That had been the way of their journey, for the most part. Quiet, except when her temper got the best of her, and sometimes when she shouted the sound of her voice seemed to crash in the silence like breaking glass. The land itself was quiet, as if the world were pausing to catch its breath. The wind moaned in the trees, but all else was still. The wind seemed distant, too, even when it was cutting through the cloak on her back.
At first the stillness was restful after everything that had happened. It seemed as if she had not known a moment of quiet since before Winternight. By the end of the first day alone with the Aes Sedai and the Warder, though, she was looking over her shoulder and fidgeting in her saddle as if she had an itch in the middle of her back where she could not reach. The silence seemed like crystal doomed to shatter, and waiting for the first crack put her teeth on edge.
It weighed on Moiraine and Lan, too, as outwardly unperturbable as they were. She soon realized that, beneath their calm surfaces, hour by hour they wound tighter and tighter, like clocksprings being forced to the breaking point. Moiraine seemed to listen to things that were not there, and what she heard put a crease in her forehead. Lan watched the forest and the river as if the leafless trees and wide, slow water carried the signs of traps and ambushes waiting ahead.

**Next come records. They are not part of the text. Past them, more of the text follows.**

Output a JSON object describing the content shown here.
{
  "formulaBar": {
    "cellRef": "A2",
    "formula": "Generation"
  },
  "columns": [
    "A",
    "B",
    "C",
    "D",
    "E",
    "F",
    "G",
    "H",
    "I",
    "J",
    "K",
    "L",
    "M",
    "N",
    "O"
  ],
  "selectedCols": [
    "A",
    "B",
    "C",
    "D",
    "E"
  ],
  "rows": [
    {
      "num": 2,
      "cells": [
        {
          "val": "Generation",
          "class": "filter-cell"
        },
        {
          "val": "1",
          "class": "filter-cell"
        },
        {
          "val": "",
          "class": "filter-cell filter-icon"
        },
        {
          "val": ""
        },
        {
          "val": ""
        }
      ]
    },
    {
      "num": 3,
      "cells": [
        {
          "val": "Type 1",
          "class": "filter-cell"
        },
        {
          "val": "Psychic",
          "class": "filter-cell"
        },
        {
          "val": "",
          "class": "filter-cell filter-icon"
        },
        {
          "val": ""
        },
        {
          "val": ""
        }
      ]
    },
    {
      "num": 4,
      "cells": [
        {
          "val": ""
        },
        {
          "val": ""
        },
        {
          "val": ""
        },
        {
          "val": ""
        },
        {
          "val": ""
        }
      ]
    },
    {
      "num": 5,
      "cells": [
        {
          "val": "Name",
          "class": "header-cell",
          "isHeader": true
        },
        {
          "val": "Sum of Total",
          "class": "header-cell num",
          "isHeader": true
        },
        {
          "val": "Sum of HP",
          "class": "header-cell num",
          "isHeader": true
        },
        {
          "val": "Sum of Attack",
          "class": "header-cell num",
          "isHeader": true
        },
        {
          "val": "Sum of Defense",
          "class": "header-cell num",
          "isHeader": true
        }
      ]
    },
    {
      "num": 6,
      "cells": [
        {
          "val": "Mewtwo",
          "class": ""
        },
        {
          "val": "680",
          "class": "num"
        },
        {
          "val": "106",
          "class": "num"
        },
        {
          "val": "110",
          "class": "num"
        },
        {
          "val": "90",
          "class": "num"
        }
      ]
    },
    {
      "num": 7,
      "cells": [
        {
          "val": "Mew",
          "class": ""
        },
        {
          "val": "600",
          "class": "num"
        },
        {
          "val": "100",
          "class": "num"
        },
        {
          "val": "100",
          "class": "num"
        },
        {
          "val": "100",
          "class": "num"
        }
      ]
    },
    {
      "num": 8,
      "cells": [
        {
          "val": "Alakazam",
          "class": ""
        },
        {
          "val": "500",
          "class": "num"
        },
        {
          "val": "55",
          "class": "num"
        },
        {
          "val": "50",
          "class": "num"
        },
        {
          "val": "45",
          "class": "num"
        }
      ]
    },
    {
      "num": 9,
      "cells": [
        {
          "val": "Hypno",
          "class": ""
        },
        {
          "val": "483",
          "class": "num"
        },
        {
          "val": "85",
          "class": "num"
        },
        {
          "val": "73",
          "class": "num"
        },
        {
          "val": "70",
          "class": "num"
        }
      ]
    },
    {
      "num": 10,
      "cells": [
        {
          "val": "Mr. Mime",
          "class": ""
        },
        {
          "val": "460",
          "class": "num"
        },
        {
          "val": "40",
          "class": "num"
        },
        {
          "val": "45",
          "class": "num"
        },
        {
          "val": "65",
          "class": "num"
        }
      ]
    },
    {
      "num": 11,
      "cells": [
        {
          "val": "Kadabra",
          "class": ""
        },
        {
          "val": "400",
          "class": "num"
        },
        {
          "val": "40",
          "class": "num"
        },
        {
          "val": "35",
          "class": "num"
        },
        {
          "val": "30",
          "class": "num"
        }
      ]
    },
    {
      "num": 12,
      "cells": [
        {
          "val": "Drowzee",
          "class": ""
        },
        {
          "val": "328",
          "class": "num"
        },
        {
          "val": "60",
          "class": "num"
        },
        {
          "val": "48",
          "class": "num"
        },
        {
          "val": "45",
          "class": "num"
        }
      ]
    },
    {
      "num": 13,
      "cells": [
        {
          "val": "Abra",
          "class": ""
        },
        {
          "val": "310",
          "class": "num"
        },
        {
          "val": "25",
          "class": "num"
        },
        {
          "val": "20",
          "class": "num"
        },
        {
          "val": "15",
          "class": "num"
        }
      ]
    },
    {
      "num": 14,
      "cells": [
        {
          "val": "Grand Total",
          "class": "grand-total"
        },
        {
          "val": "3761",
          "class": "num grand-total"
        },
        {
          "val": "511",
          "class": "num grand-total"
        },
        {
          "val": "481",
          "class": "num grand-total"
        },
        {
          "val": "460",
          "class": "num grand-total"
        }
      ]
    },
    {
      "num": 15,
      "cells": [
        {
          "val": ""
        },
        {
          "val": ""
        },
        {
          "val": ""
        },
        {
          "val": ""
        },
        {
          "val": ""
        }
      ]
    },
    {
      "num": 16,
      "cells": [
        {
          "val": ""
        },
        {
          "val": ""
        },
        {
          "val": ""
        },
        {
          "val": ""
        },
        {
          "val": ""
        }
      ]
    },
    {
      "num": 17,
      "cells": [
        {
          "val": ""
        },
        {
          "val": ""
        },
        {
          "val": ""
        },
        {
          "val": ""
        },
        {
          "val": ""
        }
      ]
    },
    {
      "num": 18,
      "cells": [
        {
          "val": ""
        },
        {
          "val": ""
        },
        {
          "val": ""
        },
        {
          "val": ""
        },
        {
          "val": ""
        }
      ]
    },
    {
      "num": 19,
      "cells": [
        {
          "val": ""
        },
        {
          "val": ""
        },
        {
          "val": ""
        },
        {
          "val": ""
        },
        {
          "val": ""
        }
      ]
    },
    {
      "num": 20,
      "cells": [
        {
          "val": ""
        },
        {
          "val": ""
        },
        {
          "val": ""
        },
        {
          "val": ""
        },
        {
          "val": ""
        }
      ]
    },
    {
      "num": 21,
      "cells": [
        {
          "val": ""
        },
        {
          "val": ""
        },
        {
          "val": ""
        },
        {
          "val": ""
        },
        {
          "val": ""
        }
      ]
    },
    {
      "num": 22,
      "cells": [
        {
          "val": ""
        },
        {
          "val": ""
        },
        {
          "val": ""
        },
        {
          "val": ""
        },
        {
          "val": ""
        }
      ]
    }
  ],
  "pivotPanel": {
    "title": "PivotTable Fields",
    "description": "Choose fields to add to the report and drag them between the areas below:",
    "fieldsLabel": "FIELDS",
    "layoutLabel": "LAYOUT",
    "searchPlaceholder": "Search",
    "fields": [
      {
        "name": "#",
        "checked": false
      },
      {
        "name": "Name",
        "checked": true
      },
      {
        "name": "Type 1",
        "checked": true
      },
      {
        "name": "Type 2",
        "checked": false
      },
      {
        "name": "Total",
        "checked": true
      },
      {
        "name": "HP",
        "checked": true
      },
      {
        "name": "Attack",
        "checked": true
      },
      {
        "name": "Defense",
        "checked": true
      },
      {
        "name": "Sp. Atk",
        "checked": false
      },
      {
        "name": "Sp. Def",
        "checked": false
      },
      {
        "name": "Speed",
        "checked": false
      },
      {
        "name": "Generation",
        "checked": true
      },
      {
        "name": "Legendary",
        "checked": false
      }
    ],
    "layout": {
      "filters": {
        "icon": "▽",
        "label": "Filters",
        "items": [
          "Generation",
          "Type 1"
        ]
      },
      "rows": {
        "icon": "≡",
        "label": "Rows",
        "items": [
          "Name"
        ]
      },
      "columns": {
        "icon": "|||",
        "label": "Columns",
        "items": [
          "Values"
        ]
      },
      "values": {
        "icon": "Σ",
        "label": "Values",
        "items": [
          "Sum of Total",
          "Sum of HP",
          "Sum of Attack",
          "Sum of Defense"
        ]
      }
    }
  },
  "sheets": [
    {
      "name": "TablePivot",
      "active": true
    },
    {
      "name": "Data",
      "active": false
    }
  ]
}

Part of her was glad that she was not the only one who apprehended that poisedonthebrink feel to the world, but if it affected them, it was real, and another part of her wanted nothing so much as for it to be just her imagination. Something of it tickled the corners of her mind, as when she listened to the wind, but now she knew that that had to do with the One Power, and she could not bring herself to embrace those ripples at the edge of thought.
“It is nothing,” Lan said quietly when she asked. He did not look at her while he spoke; his eyes never ceased their scanning. Then, contradicting what he had just said, he added, “You should go back to your Two Rivers when we reach Whitebridge, and the Caemlyn Road. It's too dangerous here. Nothing will try to stop you going back, though.” It was the longest speech he made all that day.
“She is part of the Pattern, Lan,” Moiraine said chidingly. Her gaze was elsewhere, too. “It is the Dark One, Nynaeve. The storm has left us ... for a time, at least.” She raised one hand as though feeling the air, then scrubbed it on her dress unconsciously, as if she had touched filth. “He is still watching, however” — she sighed — “and his gaze is stronger. Not on us, but on the world. How much longer before he is strong enough to ...”
Nynaeve hunched her shoulders; suddenly she could almost feel someone staring at her back. It was one explanation she would just as soon the Aes Sedai had not given her.
Lan scouted their path down the river, but where before he had chosen the way, now Moiraine did so, as surely as if she followed some unseen track, footprints in air, the scent of memory. Lan only checked the route she intended, to see that it was safe. Nynaeve had the feeling that even if he said it was not, Moiraine would insist on it anyway. And he would go, she was sure. Stra